EXERCISE DIRECTIONS » Copy out every line of the records in which "icon" can be found.

(GIVEN DATA begins)

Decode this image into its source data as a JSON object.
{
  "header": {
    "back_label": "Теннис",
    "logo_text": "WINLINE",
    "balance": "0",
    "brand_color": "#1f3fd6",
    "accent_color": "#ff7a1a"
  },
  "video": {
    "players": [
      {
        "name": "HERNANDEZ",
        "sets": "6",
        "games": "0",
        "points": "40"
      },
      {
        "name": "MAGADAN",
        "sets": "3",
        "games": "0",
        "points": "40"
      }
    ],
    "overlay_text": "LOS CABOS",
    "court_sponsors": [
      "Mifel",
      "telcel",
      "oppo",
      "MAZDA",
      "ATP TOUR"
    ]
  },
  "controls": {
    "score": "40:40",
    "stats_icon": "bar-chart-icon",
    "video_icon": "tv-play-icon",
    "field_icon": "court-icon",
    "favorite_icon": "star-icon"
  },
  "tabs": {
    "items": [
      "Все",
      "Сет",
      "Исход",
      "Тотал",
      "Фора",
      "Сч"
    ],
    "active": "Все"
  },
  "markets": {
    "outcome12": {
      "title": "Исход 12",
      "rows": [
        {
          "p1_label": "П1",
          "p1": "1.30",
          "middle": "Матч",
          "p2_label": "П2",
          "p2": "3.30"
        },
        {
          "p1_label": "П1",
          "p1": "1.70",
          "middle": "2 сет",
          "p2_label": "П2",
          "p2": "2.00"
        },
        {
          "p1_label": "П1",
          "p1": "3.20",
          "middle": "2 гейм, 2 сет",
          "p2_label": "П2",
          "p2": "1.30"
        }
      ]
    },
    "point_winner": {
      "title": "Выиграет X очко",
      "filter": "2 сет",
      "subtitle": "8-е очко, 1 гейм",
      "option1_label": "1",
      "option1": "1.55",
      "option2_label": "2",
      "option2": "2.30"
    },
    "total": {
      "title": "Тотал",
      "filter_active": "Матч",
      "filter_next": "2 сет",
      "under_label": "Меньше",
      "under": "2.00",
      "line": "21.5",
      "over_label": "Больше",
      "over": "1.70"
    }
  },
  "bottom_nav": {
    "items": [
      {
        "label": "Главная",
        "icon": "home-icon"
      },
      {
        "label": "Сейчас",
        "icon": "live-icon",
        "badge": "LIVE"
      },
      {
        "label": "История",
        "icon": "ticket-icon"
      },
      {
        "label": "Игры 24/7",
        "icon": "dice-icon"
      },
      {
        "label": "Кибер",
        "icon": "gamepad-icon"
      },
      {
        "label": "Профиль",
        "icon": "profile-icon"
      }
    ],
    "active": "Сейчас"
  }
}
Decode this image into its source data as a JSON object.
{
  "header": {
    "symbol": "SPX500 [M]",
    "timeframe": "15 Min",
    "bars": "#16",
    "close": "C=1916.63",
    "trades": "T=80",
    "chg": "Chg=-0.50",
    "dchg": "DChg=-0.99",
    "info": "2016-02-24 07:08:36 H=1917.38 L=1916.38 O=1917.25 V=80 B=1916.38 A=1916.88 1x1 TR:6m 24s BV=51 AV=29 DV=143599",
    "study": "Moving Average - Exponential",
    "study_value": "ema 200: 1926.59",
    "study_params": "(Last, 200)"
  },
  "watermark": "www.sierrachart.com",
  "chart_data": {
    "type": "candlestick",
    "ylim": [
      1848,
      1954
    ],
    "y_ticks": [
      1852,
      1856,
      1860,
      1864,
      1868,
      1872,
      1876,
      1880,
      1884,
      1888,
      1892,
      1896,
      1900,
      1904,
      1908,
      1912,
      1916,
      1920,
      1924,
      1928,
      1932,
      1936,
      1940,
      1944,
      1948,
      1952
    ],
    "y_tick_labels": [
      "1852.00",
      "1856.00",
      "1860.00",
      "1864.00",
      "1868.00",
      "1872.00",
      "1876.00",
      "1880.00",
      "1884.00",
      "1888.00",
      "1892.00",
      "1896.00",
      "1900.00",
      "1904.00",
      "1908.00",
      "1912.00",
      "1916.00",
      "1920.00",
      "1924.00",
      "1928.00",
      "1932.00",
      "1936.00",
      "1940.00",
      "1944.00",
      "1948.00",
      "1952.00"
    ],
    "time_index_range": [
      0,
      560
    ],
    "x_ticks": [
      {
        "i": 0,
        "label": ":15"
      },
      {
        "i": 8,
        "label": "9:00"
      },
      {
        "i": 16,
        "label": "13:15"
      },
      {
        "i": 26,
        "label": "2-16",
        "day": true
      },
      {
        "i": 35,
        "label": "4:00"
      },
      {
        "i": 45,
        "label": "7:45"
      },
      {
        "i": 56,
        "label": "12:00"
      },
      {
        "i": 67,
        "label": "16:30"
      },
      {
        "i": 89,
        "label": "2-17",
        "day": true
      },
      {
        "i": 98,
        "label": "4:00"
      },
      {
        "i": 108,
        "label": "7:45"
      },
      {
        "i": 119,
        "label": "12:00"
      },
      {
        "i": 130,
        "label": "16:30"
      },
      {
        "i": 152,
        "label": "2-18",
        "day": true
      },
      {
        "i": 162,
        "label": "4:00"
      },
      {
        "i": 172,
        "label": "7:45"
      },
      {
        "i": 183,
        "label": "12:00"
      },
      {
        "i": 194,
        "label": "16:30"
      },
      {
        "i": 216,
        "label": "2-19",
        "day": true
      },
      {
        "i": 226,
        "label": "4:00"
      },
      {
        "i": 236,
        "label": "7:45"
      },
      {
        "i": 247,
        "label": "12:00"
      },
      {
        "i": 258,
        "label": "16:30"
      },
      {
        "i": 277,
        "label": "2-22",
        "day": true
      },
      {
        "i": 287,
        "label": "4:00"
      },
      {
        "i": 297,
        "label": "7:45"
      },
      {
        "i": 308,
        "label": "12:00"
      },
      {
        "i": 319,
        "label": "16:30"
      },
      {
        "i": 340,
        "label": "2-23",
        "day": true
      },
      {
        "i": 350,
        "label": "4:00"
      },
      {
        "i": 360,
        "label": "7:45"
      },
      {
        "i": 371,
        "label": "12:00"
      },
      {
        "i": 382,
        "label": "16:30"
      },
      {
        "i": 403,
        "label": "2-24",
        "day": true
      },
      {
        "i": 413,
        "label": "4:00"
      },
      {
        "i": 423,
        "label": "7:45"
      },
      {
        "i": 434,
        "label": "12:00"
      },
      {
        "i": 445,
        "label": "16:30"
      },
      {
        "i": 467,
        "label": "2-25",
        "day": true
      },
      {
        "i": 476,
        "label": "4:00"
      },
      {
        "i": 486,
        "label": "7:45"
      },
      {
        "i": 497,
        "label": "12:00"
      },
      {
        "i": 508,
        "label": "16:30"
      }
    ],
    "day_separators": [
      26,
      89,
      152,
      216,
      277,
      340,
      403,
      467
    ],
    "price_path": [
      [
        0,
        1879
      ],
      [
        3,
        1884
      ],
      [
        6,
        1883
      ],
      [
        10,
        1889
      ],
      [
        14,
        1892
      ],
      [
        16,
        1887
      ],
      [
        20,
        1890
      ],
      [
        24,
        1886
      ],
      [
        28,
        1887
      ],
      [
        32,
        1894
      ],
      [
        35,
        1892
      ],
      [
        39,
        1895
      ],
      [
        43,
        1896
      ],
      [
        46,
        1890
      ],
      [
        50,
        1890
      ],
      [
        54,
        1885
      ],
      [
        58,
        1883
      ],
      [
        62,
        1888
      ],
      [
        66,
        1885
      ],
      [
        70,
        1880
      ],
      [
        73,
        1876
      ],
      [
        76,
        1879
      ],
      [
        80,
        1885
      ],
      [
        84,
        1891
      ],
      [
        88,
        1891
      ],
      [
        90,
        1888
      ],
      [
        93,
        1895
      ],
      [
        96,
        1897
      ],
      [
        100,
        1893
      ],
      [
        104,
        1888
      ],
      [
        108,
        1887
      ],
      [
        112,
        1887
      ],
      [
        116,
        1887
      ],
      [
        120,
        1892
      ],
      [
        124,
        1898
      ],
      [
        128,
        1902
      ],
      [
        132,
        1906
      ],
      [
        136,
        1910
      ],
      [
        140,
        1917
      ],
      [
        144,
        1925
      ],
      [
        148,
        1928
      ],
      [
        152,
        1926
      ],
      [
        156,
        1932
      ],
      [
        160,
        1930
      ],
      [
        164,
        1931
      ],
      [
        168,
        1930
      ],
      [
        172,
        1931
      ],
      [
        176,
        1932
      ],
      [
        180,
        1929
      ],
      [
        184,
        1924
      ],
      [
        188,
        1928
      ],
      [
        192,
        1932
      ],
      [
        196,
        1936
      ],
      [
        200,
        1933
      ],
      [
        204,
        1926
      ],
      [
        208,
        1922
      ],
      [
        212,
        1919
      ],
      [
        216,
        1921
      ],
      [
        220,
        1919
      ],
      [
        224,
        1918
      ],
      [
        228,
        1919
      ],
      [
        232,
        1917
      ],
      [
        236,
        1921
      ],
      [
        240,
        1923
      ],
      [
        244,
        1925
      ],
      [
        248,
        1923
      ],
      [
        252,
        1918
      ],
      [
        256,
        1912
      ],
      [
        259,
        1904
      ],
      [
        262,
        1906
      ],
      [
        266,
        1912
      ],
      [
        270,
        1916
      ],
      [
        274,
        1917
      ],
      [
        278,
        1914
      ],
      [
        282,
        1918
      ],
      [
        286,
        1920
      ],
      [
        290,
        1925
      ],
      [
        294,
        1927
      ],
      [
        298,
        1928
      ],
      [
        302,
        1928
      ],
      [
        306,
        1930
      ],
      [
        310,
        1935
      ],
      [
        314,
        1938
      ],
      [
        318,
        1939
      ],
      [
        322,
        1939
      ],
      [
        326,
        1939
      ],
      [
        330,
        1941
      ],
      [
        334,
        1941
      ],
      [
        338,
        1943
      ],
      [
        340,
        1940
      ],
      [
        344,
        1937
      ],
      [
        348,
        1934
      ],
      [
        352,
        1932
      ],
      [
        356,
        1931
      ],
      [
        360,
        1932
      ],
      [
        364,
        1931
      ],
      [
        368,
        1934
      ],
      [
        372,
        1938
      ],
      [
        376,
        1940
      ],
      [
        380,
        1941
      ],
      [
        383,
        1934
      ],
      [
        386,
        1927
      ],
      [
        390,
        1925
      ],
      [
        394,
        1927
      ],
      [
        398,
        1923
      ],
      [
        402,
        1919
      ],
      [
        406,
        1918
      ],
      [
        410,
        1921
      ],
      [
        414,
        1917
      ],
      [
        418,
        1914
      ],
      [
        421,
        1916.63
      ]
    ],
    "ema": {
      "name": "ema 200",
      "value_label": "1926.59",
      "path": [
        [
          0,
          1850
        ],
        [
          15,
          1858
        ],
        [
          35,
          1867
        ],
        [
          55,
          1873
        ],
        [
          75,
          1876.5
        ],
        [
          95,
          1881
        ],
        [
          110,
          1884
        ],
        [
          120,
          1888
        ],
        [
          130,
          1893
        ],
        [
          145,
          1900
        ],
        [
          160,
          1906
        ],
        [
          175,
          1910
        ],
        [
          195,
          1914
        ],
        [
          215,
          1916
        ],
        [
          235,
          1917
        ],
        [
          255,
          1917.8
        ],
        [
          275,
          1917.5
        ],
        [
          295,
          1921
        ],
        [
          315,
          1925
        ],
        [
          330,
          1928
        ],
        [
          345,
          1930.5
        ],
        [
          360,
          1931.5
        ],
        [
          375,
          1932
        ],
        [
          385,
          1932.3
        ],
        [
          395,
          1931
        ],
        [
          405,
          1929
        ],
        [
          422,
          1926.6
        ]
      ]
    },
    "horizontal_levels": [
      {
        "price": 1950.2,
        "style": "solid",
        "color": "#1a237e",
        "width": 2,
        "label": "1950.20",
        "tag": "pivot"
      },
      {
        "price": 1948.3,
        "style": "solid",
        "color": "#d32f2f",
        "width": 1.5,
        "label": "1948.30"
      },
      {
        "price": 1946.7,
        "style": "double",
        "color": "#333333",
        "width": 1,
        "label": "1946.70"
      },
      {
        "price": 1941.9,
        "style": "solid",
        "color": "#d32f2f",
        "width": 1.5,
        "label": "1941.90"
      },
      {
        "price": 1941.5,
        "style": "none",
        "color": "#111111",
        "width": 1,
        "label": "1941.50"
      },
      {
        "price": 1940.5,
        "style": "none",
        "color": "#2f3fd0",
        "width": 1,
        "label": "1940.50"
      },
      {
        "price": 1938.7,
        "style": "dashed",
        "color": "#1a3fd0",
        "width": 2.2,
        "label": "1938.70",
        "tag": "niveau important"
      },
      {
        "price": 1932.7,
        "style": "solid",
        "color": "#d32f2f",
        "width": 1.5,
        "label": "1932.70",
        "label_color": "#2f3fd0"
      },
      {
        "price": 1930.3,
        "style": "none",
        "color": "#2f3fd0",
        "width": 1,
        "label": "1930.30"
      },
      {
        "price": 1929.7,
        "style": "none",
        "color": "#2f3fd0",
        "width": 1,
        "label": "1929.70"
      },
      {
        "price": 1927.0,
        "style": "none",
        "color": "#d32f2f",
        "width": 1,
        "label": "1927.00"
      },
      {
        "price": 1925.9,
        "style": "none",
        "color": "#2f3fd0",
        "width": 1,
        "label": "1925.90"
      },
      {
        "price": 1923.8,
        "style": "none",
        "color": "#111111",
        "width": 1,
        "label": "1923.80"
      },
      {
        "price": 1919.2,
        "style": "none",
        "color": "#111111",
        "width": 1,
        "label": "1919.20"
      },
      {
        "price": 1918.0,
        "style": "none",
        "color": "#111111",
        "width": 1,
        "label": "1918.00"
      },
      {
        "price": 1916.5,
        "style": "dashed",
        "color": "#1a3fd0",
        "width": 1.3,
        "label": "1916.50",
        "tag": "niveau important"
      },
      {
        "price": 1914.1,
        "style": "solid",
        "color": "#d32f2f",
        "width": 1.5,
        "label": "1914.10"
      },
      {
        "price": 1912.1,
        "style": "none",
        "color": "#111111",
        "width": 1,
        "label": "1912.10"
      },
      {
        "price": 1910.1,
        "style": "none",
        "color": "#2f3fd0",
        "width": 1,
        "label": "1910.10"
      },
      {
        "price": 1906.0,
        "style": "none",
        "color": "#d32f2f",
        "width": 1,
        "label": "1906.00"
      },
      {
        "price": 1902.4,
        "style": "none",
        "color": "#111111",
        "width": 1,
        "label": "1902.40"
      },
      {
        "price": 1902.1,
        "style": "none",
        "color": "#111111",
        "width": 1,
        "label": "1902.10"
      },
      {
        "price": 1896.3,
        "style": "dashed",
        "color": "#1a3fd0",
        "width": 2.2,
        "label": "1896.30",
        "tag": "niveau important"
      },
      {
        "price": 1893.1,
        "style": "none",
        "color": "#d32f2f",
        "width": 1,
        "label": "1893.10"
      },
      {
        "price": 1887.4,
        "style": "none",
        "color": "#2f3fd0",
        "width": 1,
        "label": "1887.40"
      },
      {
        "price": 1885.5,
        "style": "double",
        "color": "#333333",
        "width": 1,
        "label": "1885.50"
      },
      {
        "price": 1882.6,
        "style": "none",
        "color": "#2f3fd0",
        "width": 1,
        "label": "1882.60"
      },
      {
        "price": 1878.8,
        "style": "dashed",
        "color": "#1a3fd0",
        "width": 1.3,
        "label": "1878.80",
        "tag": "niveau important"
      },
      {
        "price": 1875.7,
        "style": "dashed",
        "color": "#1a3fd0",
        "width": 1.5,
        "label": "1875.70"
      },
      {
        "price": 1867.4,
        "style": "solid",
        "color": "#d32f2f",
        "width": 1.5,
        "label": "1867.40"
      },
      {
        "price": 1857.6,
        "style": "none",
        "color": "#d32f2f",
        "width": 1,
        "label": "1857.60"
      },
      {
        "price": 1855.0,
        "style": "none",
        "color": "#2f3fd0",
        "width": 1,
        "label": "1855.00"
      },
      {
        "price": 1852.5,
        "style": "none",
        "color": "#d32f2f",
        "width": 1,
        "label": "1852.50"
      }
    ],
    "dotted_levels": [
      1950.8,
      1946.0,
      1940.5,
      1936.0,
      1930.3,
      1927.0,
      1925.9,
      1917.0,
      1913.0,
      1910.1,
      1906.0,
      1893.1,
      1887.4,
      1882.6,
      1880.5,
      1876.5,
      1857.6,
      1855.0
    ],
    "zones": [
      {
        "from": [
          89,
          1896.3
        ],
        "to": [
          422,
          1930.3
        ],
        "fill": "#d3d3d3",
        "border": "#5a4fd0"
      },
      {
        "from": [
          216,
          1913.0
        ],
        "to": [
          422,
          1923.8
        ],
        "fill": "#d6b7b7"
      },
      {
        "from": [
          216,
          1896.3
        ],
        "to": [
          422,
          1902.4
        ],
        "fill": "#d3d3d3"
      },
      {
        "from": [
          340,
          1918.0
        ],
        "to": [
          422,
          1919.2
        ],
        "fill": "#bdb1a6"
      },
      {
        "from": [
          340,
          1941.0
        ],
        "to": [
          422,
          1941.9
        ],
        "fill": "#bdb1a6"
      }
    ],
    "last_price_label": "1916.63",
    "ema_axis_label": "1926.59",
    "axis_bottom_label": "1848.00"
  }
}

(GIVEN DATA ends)

EXERCISE SOLUTION »
    "stats_icon": "bar-chart-icon",
    "video_icon": "tv-play-icon",
    "field_icon": "court-icon",
    "favorite_icon": "star-icon"
        "icon": "home-icon"
        "icon": "live-icon",
        "icon": "ticket-icon"
        "icon": "dice-icon"
        "icon": "gamepad-icon"
        "icon": "profile-icon"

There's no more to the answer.